LONDON MARKETS: FTSE 100 Suffers Worst Week Since April As Bond Yields Spike
By Sara Sjolin, MarketWatch
Capita rebounds slightly, but still set for 55% weekly plunge
U.K.'s benchmark stock index dropped for a fourth straight day on Friday, extending its weekly loss, after bond yields spiked following a better-than-expected reading on the U.S. labor market.
BT shares slumped on the back of a disappointing earnings report.
What are markets doing?
The FTSE 100 index gave up 0.6% to close at 7,443.43. For the week, it logged a 2.9% slide, its biggest weekly slide since April 2017, according to FactSet data.
The pound fell to $1.4118 from $1.4261 late Thursday in New York.
What is driving the market?
It's been a tough week for stocks globally as concerns over a potential rapid rise in inflation sent bond yields rallying. U.S. benchmark Treasury yields rose to their highest level since early 2014, while European yields also climbed to multiyear highs, extending gains on Friday after American jobs data came in better than expected (http://www.marketwatch.com/story/us-adds-200000-jobs-worker-pay-rises-at-fastest-pace-since-2009-2018-02-02).
The rate on 10-year U.K. gilts jumped 5 basis points on Friday to 1.571%, around a level not seen since May 2016, according to Tradeweb.
Higher returns on debt securities typically dull investors' appetite for stocks and other assets perceived as risky.
The FTSE 100 was also weighed down by a 2.2% loss for BT Group PLC (BT.A.LN) . The British telecoms company reported earnings that missed forecasts after revenue fell in the third fiscal quarter (http://www.marketwatch.com/story/bt-earnings-miss-expectations-as-revenue-falls-2018-02-02).
What are strategists saying?
"Markets participants found themselves in the rare position of witnessing falling prices this week. It has naturally sparked questions of whether a larger correction is in store," said Jasper Lawler, head of research at London Capital Group, in a note.

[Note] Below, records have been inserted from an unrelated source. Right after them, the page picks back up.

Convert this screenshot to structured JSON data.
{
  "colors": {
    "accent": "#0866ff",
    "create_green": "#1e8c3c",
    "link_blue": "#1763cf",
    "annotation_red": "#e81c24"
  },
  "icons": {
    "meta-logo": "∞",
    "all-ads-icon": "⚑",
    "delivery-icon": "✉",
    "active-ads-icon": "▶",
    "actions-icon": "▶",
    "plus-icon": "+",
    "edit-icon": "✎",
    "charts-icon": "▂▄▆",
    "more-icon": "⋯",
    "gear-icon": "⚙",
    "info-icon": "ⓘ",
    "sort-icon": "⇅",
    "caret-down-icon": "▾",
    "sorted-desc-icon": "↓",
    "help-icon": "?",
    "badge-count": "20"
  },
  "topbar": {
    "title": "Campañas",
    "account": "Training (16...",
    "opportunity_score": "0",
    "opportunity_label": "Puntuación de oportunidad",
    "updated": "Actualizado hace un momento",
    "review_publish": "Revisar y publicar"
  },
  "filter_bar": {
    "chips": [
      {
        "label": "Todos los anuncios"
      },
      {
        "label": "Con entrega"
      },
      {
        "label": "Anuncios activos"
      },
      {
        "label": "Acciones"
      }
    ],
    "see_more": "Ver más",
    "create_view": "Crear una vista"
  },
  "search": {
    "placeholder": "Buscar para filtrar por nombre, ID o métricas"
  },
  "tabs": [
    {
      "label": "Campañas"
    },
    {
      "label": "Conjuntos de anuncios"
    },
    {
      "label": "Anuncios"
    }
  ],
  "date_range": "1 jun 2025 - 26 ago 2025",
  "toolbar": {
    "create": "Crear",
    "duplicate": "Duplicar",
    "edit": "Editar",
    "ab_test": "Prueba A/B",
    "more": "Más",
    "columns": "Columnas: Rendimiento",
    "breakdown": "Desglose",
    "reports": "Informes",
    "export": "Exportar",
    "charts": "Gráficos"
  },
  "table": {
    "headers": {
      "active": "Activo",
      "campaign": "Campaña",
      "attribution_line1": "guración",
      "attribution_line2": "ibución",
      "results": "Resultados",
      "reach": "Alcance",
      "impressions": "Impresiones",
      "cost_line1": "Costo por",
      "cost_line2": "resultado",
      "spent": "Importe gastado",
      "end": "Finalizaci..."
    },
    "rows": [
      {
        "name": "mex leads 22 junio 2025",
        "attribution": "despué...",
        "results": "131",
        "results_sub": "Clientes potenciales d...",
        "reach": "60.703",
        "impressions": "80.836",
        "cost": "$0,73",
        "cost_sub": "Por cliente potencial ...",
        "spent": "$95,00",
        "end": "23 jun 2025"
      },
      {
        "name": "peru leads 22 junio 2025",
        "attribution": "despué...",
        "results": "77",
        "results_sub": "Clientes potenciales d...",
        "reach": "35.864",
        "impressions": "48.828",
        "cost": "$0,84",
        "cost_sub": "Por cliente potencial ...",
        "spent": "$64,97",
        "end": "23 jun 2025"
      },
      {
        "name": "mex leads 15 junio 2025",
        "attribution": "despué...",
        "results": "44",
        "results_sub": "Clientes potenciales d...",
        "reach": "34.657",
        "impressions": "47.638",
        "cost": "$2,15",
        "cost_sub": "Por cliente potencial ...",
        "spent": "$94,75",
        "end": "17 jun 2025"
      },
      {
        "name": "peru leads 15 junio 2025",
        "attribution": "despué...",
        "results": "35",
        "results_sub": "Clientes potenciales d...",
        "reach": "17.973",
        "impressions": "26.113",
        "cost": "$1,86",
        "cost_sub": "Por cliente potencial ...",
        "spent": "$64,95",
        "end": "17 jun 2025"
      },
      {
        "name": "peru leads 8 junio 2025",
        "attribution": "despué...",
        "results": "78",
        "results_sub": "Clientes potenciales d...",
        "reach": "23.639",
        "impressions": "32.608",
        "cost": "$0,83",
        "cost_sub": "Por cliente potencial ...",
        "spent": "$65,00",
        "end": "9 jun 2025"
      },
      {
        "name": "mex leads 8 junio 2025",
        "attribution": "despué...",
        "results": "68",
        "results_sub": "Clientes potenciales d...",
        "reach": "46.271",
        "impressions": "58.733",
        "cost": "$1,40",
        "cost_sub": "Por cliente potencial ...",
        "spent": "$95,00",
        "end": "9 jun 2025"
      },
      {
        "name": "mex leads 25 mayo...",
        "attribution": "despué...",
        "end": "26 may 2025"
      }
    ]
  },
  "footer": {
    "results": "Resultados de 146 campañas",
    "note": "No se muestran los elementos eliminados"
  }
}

"[The weekly losses] are relatively small moves and based on recent experience, the mostly likely scenario is dip-buyers step in to send markets back up again. However, maybe this time will be different. The market has reached some new extremes in sentiment during January and certain risk-factors, notably the rise in bond yields, could point to further stock market declines. It's conceivable that the Bitcoin bubble bursting has meant retail equity investors were meeting less margin calls," he added.
Which other stocks are in focus?
Shares of home builders moved lower after data on the U.K. construction sector showed activity slowing. Markit's purchasing managers' index for the sector dropped to a four-month low of 50.2 in January, down from 52.2 in December. Economists had expected a reading of 52, according to FactSet estimates. A level above 50 signals expansion and while below 50 means contraction.
Shares of Barratt Developments PLC (BDEV.LN) gave up 1.7%, Taylor Wimpey PLC (TW.LN) fell 1.7%, and Persimmon PLC (PSN.LN) lost 0.5%.
AstraZeneca PLC (AZN.LN) (AZN.LN) erased an earlier loss and ended up 3.1% even after the U.K. drugmaker said pretax profit fell 81% in the fourth quarter (http://www.marketwatch.com/story/astrazeneca-pretax-profit-slumps-on-higher-costs-2018-02-02), citing increased costs.
Outside the FTSE 100, shares of Capita PLC (CPI.LN) rose 2.3%, slightly trimming their weekly loss to 55%. The contractor's shares on Wednesday plunged 48% after Capita issued a profit warning (http://www.marketwatch.com/story/capita-suspends-final-dividend-plans-share-issue-2018-01-31-3485857), suspended dividends and announced plans to issue more shares.
(END) Dow Jones Newswires
February 02, 2018 12:41 ET (17:41 GMT)Copyright (c) 2018 Dow Jones & Company, Inc.